Referring to people’s input as the stupidest idea since New Coke would qualify. Insulting people in front of others is the more general form of that behavior.
- Identify the emotion that accompanies (typically precedes) the behavior.
The frustration that precedes lashing out verbally, the depression that precedes overeating, the loneliness that precedes excessive drinking — all good examples. Here’s a list of emotions that might help.
- Find the emotional triggers.
What kinds of things lead to these emotions? Make note of them. Carry a journal or use a note-taking app on your phone to capture the triggers and resulting emotions as you experience them.
“I became frustrated when I learned how far behind the project is.”
“I feel depressed when I read a news article about the current political situation.”
“I’m lonely when my partner doesn’t return physical affection.”
- Become a witness.
Instead of being the emotion, be the human beyond the emotion. Watch yourself experience the emotion. Watch your lizard amygdalae kick into gear. Notice it and observe it, but don’t act on it. Separate yourself from it. Recognize the actions that your emotional brain is telling you to take, but don’t engage in them. Purposefully and consciously engage your prefrontal cortex.
“My lizard brain is telling me to call this guy an idiot.”
“My emotions are taking over and telling me to eat that box of Twinkies.”
“My animal instincts are sending me untrue messages about my partner’s intentions.”
- Choose a more appropriate response.
Our amygdalae drive us to react emotionally. Step four helps us intervene to halt this reaction.
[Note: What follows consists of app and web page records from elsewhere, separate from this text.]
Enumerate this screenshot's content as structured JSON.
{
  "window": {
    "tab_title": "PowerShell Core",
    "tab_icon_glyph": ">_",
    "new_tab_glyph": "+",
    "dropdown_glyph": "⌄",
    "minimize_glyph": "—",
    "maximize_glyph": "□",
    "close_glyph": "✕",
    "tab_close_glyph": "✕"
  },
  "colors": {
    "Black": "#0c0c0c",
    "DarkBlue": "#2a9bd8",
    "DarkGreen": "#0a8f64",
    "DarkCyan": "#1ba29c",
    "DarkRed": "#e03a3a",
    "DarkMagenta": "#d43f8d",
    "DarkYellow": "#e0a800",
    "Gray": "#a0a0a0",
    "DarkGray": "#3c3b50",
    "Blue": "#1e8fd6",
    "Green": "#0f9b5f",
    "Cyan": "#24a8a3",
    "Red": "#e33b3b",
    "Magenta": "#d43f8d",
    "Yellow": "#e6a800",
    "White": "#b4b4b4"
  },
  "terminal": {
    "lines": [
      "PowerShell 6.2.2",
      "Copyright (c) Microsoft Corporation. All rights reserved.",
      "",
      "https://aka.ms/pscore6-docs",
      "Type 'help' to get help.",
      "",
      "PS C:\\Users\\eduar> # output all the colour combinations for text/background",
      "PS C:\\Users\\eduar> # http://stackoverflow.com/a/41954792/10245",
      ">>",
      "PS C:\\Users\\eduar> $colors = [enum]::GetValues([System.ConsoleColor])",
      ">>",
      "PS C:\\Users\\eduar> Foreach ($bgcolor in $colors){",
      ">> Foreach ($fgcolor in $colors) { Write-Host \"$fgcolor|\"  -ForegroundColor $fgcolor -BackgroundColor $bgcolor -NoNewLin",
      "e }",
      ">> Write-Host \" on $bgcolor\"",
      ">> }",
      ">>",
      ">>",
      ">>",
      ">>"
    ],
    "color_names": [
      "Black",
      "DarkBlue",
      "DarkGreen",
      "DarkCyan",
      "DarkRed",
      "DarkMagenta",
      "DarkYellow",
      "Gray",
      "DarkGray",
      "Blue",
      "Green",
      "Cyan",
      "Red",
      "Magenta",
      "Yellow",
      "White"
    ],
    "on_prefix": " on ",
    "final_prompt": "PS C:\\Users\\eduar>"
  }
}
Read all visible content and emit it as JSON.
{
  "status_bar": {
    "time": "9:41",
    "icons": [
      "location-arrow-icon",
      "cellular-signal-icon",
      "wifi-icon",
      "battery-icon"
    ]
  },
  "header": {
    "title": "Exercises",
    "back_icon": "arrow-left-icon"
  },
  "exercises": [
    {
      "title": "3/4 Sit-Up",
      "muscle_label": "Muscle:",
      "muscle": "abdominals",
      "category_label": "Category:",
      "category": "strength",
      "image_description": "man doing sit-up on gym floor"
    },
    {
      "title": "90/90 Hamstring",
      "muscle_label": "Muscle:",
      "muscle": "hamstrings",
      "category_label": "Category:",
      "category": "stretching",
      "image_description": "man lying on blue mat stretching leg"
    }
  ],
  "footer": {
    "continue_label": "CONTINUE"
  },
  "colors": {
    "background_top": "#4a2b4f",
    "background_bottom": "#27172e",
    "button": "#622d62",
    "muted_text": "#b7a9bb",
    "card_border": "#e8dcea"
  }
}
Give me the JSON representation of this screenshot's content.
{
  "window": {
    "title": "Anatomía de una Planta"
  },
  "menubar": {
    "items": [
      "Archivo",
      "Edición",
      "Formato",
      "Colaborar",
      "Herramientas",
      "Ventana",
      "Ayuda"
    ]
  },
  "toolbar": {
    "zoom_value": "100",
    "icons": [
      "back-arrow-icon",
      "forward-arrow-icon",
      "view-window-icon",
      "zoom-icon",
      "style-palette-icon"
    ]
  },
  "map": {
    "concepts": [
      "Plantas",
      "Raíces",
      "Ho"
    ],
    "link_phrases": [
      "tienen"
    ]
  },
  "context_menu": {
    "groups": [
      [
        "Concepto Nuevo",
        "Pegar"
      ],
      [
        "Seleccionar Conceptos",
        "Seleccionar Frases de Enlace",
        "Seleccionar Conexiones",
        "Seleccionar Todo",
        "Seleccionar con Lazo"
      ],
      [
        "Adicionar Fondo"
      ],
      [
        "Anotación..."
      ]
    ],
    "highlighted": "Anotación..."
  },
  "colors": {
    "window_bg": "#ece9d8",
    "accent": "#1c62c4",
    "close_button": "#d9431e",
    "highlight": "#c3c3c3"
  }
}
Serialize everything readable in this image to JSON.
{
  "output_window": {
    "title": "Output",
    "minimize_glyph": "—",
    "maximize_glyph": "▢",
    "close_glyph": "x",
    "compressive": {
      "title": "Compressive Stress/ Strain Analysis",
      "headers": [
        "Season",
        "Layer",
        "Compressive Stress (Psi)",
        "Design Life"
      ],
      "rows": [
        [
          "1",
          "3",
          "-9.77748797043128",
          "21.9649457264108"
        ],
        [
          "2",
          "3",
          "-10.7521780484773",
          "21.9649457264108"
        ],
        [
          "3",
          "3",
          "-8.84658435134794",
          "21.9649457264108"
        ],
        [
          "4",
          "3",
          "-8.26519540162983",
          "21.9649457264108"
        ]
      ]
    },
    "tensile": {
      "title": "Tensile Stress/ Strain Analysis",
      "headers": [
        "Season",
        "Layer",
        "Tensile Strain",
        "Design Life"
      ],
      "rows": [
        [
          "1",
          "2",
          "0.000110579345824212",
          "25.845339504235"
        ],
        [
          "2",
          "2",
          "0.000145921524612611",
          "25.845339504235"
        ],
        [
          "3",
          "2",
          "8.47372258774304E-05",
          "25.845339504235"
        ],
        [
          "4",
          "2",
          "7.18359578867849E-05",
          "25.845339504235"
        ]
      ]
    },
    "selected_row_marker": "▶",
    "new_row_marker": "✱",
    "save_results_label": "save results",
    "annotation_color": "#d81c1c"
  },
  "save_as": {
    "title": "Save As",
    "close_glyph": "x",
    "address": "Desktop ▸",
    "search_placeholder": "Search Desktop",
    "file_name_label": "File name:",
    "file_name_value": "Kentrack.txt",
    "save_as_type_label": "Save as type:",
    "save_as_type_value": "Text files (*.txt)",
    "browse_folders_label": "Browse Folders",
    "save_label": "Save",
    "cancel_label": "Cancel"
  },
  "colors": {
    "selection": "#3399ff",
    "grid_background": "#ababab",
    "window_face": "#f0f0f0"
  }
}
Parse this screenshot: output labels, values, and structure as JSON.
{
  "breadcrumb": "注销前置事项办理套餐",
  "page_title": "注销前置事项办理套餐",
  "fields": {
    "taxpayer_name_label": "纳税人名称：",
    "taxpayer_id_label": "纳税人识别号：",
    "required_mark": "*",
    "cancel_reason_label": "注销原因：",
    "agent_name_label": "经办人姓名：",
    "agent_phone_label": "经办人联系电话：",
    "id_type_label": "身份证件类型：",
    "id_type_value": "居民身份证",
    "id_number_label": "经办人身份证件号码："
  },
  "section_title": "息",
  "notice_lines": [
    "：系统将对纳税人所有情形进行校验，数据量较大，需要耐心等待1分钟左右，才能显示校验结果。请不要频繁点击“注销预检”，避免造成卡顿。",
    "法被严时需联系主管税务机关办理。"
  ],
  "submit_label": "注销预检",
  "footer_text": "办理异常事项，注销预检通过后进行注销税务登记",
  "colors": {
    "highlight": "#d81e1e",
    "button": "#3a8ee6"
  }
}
Now it’s time to engage the rational part of our brain to choose a more appropriate response.
“Rather than calling him an idiot, maybe I should ask a question that will help me better understand his idea.”
“If I eat the box of Twinkies, I’ll only feel worse about myself. I’ll go for a walk instead.”
“Instead of heading for the liquor cabinet, I ought to have a conversation with my partner and tell her how I’m feeling.”
Sometimes the Amygdala Hijack Can Be a Good Thing
Alone in a dark alleyway with three large figures, faces covered and carrying baseball bats, heading toward you. Your amygdalae will be firing like crazy. Let them take over. The answer is clear: flight.
There are also positive examples of appropriate amygdalae impulses. For example, with your partner, holding your newborn baby for the first time. Let the emotion wash over you. Soak it in.
We aren’t robots. The tapestry of human emotion helps define the richness of our lives.
But those emotions can also lead us to engage in behaviors we’ll regret later, especially when the situation calls for rational thinking. Slow down and recognize what your amygdalae are doing. You can’t stop the impulse, but you can stop it from controlling your behavior—and instead choose a more appropriate response.
And while you’re at it, remember to have a snack.